In the Sahel—a semi-arid area along the southern edge of the Sahara desert that stretches from Senegal’s Atlantic coast to the Ethiopian highlands—drought persisted from the late 1960s to the 1990s. The region has experienced repeated bouts of famine since the 1960’s, and once productive croplands have given way to desert. But in the face of adversity, some farming communities across the Sahel have been reviving traditional land management practices to reverse desertification. Among these practices is planting native, food-producing, and drought-resistant trees and shrubs in and around crop fields to improve soil fertility and moisture and reduce erosion.
A girl harvests Aizen in Niger. (Photo credit: Eden Foundation)
Aizen (Boscia senegalensis) is one of the native edible species that has the potential to make conditions more bearable in the Sahel, a region rife with poverty and coping with rapid population growth and increased incidence of drought as a result of climate change. Aizen can handle extreme drought and heat. The shrub naturally occurs in poor, rocky, hardened, and barren soils on slopes, sand dunes, and cracking clay plains. It can withstand intense direct sunlight year-round, offering slight shade relief to surrounding plants—including crops—that otherwise could not bear the exposure. These qualities make it ideal for use in farmer-led re-greening practices to reverse desertification.
A variety of useful products is derived from aizen. These products include fruits, seeds, roots, leaves, flowers, wood, emergency fodder for livestock, pest repellent, and water clarifying coagulants. According to Sudanese professor and famine expert Omar Mohammed Salih Abdelmuti, aizen was the number one famine food in the famine that hit Sudan in 1984. According to Abdelmuti, aizen saved more people’s lives than the food aid that was given out by international organizations.

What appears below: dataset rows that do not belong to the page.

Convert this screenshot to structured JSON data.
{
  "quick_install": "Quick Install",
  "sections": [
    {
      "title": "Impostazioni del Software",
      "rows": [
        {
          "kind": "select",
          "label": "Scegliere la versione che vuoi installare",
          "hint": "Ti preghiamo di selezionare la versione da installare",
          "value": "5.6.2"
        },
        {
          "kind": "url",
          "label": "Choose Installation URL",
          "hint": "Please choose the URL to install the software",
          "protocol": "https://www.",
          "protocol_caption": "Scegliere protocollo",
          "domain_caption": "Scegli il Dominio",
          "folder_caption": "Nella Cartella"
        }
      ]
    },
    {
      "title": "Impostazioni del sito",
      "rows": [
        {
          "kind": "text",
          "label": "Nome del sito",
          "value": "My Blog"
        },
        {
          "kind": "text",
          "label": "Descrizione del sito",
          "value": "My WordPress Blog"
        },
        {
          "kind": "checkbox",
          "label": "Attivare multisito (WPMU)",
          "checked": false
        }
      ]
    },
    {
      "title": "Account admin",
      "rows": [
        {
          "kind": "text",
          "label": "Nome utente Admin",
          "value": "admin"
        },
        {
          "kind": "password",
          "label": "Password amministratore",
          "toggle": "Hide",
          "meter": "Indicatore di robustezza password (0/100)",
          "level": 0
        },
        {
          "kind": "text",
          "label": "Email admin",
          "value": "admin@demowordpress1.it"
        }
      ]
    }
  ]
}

Aizen produces clusters of yellow cherry-sized berries that have a sweet, soft pulp not unlike jelly. When exposed to the dry air, the pulp becomes thicker and more like caramel. Left to dry long enough and it becomes a brittle, sugary, and tasty snack like a toffee. The fruits are eaten fresh and sometimes boiled. A butter can be made from the boiled down juice extracted from the fruit, which is mixed with milk and millet to make cakes. The aizen shrub fruits at the beginning of the rainy season, a time when food is scarce and crops have just been planted.
Each aizen fruit has one or two seeds, which is more important than the fruit as a food source. The seeds are green and look much like peas, and are often dried and can be stored for times when other foods are less available. They are generally soaked to remove bitterness, dried, and ground into flour. Aizen flour is used to make porridge, substituting for millet, sorghum, or lentils. They can also be roasted and ground to substitute for coffee. The carbohydrate content of aizen seeds is comparable to sorghum and millet, and they have a higher level of protein than the two grains.

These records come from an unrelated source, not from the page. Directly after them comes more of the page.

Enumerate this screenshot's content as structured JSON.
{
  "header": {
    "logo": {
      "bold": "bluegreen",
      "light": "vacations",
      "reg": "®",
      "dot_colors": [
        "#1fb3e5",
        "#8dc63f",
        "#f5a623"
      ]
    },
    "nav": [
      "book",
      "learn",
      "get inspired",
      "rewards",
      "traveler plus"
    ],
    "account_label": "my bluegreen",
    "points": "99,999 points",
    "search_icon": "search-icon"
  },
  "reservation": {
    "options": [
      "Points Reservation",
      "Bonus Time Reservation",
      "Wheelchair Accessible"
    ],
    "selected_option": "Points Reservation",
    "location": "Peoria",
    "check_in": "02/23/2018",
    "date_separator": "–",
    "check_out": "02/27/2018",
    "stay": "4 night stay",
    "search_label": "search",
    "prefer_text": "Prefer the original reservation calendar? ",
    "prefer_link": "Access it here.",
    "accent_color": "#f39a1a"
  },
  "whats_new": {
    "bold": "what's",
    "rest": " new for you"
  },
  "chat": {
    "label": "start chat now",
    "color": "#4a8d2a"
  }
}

Aizen roots are scraped of bark and ground. They are then added to a mix of cereals and boiled into a porridge, helping stretch grain supplies. The roots are very sweet, and they can be thinly sliced and boiled slowly to make a sweet syrup. They roots, like the seeds, can be dried and stored for later use.

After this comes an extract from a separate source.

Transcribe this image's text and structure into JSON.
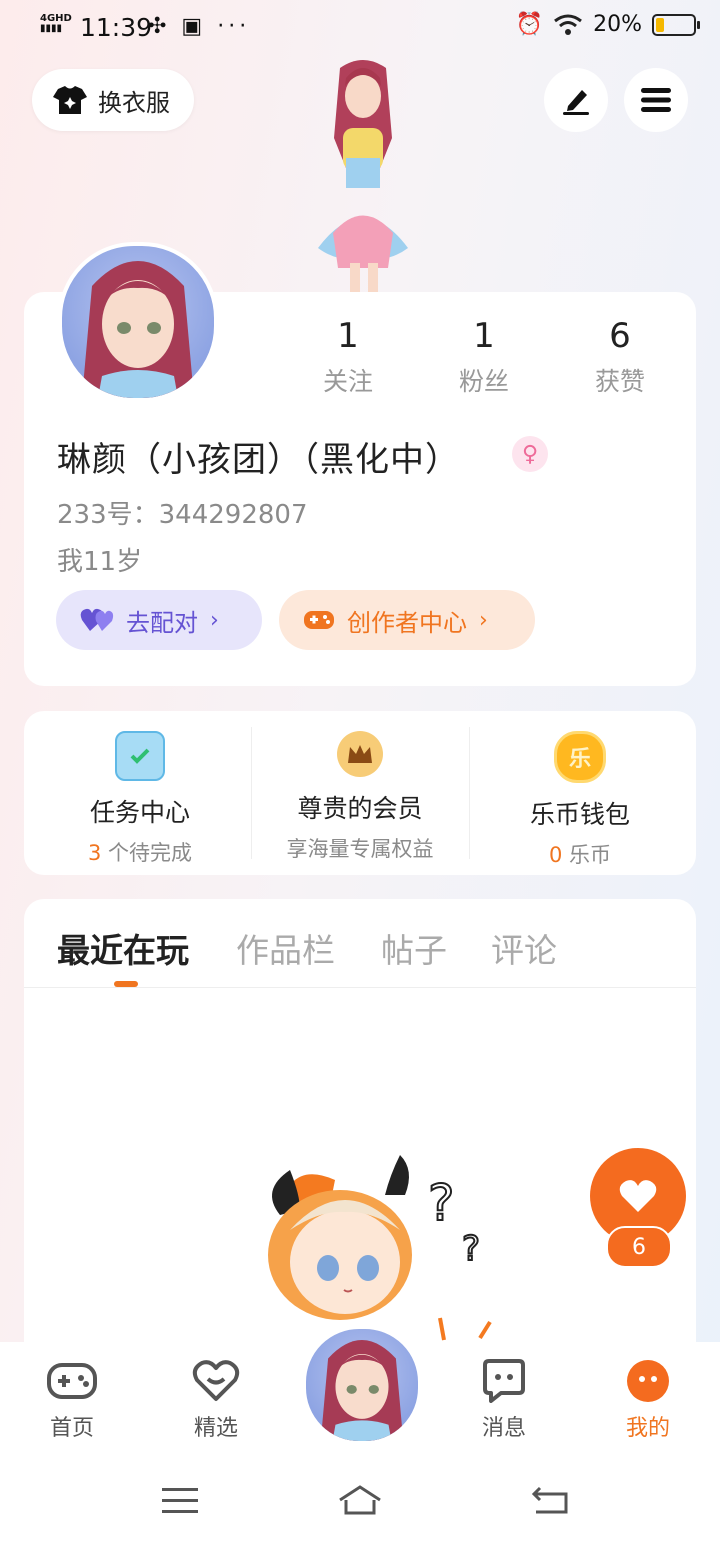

Aizen leaves are typically not eaten because they are bitter and have a leathery texture. Even wildlife and livestock consider the leaves unpalatable, and will leave it untouched until other food options have been exhausted. This emergency fodder can be important for getting livestock—a vital source of food security in Sahel’s rural communities—through particularly scarce periods. In some communities, farmers add aizen leaves to grains to protect against pests. It is believed that the leaves repel pests, such as rodents and insects.
The aizen shrub produces flowers that can serve as food for bees. In some areas of the Sahel, few flowering plants can survive. Beekeepers rely on aizen in areas where bee colonies have few other plants to feed on.
Aizen wood is used in tool making and house construction and as backup cooking fuel. The plant contains natural coagulants that are used to clarify murky water. Aizen bark, twigs, leaves, and roots are cut into small pieces and floated on the surface of unclear water in a bucket or tank. This causes clay and other particulates to clump and sink to the bottom, and clear water can be skimmed from the top.
Although inhabitants of the Sahel have long relied on the aizen shrub, little research has been done on the plant. Projects and investment to increase the coverage of aizen in the region, as well as research and breeding to select superior varieties as a domesticated crop, could go a long way to improve food security and support sustainable land management.
What are some edible species that you know of that can withstand harsh conditions? Tell us in the comments!
Matt Styslinger is a research intern with the Nourishing the Planet project.
To read more about other indigenous crops, see: Imbe: Africa’s Queen of Fruits, Ackee: West-African Expatriate, Guar: Food, Fodder, Fertilizer & More, Wild Ethiopian Coffee: Harvesting the Perks of an Indigenous Crop, and Potato, Potahto.